Moreover, for Cybernetica, an essential common aspect among these technologies is data and data protection. The advent of large-scale language, image, and sound models (such as GPT) is transforming the way we communicate and work, sparking debates about data control and protection. Controlled data processing, particularly the implementation of privacy technologies, supports both human rights and trade secrets, while fostering the development of new applications.
Väärtnõu confirms that Cybernetica will continue its fundamental research and development work, contributing to the science and education ecosystem of the Estonian e-state. "We publicly publish our research results, support master's and doctoral studies, and deliver lectures at universities. It is crucial to conduct world-class research in information security here in Estonia and to maintain Estonia's position within high-level networks. Investing in research and knowledge creation is deeply embedded in Cybernetica's DNA since the days of the Institute of Cybernetics."

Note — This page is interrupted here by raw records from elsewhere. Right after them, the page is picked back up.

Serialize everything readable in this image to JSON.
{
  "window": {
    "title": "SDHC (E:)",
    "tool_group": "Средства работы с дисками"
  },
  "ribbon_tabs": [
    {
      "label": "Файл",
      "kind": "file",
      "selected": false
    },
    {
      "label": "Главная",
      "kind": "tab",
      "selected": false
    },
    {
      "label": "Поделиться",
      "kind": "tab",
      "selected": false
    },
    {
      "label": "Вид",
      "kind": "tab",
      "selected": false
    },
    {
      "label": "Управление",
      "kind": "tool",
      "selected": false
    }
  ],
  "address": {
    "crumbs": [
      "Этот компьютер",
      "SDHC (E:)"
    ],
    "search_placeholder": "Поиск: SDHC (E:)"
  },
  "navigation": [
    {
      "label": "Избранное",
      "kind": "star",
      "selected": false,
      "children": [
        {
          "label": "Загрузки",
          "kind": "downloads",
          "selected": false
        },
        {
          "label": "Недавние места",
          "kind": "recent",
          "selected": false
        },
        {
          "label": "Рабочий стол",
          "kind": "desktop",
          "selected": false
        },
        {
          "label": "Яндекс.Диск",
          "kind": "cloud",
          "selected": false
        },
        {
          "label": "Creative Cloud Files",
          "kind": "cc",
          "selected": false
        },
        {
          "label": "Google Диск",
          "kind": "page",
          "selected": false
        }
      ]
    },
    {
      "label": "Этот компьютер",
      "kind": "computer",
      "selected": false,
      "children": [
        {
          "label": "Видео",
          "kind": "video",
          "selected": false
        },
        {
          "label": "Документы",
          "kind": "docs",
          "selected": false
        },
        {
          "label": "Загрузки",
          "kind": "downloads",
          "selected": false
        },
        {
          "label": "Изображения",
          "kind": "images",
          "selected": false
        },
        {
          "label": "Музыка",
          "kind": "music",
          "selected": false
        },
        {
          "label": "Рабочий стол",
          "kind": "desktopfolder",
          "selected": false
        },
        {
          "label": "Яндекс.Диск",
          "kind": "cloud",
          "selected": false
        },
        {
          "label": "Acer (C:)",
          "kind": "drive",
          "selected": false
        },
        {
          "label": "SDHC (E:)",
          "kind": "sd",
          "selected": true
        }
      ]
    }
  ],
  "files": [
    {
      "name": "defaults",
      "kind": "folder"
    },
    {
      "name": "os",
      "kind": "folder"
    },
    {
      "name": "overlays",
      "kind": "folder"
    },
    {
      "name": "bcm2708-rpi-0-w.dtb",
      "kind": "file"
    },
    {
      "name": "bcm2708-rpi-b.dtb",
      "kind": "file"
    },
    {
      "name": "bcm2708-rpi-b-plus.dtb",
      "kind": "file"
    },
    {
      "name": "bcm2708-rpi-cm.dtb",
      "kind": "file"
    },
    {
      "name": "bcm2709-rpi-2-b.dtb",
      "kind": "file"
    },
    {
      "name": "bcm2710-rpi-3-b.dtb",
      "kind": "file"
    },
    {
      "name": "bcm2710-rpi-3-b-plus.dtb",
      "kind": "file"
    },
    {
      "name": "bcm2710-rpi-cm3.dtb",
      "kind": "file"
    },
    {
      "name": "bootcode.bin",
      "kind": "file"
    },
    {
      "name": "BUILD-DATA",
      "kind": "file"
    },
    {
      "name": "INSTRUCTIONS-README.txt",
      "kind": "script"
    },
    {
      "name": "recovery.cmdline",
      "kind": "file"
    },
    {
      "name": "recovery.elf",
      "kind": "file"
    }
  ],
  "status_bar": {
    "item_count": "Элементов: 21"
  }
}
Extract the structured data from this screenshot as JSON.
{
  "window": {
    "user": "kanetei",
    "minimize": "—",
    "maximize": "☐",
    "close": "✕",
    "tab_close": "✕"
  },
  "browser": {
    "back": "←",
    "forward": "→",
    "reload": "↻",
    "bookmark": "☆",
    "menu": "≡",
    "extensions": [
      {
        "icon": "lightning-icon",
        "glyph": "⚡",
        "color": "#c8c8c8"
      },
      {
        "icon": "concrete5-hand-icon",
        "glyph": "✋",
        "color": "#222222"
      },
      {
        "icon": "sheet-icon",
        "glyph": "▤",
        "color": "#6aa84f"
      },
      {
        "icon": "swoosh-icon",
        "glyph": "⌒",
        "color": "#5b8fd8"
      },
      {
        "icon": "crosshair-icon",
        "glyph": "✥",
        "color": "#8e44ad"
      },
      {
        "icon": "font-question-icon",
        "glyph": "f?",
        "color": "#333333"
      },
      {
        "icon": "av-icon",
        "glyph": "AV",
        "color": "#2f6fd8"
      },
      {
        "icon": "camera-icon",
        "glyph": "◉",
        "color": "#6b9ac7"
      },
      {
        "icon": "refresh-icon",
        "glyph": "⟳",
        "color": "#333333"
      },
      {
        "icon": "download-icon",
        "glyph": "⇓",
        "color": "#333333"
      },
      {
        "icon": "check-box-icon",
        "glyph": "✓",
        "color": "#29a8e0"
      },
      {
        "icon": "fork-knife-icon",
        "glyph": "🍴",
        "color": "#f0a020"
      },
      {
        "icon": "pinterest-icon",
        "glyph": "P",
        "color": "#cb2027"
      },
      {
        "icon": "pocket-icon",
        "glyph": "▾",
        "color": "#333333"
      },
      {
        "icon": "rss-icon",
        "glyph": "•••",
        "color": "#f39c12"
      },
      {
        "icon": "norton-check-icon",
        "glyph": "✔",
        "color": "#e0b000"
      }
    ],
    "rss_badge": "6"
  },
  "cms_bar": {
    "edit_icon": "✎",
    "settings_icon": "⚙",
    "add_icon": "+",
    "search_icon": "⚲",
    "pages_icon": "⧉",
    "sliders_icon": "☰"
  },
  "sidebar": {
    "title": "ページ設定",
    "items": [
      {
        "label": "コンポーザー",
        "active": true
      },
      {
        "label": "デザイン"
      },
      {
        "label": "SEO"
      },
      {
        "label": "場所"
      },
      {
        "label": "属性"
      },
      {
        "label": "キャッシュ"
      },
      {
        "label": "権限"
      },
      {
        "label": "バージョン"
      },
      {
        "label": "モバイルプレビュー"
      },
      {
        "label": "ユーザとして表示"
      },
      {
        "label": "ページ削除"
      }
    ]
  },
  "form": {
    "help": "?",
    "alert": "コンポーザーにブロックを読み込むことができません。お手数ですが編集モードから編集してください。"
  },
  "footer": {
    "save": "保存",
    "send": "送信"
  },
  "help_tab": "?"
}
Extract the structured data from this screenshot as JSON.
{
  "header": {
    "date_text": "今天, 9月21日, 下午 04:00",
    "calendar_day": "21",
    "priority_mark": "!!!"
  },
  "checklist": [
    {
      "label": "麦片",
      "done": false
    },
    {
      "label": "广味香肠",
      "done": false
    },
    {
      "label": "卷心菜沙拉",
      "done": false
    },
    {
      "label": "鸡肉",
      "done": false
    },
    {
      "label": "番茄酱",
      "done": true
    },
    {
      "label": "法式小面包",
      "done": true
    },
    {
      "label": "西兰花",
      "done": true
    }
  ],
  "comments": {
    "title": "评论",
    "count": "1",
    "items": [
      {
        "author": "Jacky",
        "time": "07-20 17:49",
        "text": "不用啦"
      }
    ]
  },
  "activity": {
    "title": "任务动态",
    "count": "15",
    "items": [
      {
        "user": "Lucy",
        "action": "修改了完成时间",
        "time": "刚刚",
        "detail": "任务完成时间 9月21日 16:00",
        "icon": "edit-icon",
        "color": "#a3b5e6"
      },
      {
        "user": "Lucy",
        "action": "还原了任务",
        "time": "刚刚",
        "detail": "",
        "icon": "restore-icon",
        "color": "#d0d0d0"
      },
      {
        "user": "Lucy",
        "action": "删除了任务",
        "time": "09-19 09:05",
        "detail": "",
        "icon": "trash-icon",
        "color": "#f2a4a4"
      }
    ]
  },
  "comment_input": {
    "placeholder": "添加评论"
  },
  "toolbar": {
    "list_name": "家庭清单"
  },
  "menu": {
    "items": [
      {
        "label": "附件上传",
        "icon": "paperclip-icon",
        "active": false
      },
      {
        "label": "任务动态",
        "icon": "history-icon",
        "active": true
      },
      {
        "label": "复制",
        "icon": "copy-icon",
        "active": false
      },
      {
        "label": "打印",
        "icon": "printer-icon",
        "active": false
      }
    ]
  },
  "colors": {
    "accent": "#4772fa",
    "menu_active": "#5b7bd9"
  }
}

"We believe that the e-government solutions we have created will remain with our customers for decades. X-tee, for example, has been operating in Estonia for 22 years! Future-proofing our systems is essential. The world has realised the significance of system security and data protection, and they must be treated seriously. Systems should be built to be secure by design and constantly upgraded. We believe that this approach builds trust, customer satisfaction, and user acceptance," argues Väärtnõu. As an example of a long-term contribution, he highlights that Estonian citizens have been able to participate in internet voting for over ten years. The system has undergone continuous upgrades to ensure its security against new threats. In 2023, for the first time, there were more e-votes than paper votes. Väärtnõu attributes this achievement primarily to the ongoing development and research conducted at Cybernetica.
"Ten years is not a long time for Cybernetica," emphasises Oliver Väärtnõu, indicating that the company is committed to its long-term vision and the continuous advancement of its solutions.